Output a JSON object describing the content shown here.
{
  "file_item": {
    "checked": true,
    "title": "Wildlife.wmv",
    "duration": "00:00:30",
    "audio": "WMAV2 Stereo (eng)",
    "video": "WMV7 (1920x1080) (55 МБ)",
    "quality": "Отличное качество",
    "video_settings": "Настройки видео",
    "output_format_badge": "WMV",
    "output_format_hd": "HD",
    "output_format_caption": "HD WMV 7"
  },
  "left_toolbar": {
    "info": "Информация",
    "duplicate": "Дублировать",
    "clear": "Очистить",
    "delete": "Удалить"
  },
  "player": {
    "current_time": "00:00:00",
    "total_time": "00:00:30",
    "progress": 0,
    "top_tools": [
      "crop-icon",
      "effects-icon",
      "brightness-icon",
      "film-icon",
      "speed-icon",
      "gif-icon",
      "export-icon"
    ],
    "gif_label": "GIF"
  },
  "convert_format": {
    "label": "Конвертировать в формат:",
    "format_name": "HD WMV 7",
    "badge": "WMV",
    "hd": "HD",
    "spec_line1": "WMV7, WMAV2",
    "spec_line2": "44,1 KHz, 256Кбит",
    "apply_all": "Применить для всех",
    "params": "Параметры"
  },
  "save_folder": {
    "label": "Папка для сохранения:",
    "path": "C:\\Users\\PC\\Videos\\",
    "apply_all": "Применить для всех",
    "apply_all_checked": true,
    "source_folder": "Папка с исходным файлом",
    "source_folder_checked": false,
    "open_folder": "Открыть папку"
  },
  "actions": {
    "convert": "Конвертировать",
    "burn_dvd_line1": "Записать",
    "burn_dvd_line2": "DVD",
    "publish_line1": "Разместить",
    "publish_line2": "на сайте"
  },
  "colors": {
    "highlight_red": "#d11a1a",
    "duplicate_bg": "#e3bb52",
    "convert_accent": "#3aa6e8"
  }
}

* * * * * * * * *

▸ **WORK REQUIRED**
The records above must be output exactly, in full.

▸ **SOLVED EXERCISE**
Output a JSON object describing the content shown here.
{
  "file_item": {
    "checked": true,
    "title": "Wildlife.wmv",
    "duration": "00:00:30",
    "audio": "WMAV2 Stereo (eng)",
    "video": "WMV7 (1920x1080) (55 МБ)",
    "quality": "Отличное качество",
    "video_settings": "Настройки видео",
    "output_format_badge": "WMV",
    "output_format_hd": "HD",
    "output_format_caption": "HD WMV 7"
  },
  "left_toolbar": {
    "info": "Информация",
    "duplicate": "Дублировать",
    "clear": "Очистить",
    "delete": "Удалить"
  },
  "player": {
    "current_time": "00:00:00",
    "total_time": "00:00:30",
    "progress": 0,
    "top_tools": [
      "crop-icon",
      "effects-icon",
      "brightness-icon",
      "film-icon",
      "speed-icon",
      "gif-icon",
      "export-icon"
    ],
    "gif_label": "GIF"
  },
  "convert_format": {
    "label": "Конвертировать в формат:",
    "format_name": "HD WMV 7",
    "badge": "WMV",
    "hd": "HD",
    "spec_line1": "WMV7, WMAV2",
    "spec_line2": "44,1 KHz, 256Кбит",
    "apply_all": "Применить для всех",
    "params": "Параметры"
  },
  "save_folder": {
    "label": "Папка для сохранения:",
    "path": "C:\\Users\\PC\\Videos\\",
    "apply_all": "Применить для всех",
    "apply_all_checked": true,
    "source_folder": "Папка с исходным файлом",
    "source_folder_checked": false,
    "open_folder": "Открыть папку"
  },
  "actions": {
    "convert": "Конвертировать",
    "burn_dvd_line1": "Записать",
    "burn_dvd_line2": "DVD",
    "publish_line1": "Разместить",
    "publish_line2": "на сайте"
  },
  "colors": {
    "highlight_red": "#d11a1a",
    "duplicate_bg": "#e3bb52",
    "convert_accent": "#3aa6e8"
  }
}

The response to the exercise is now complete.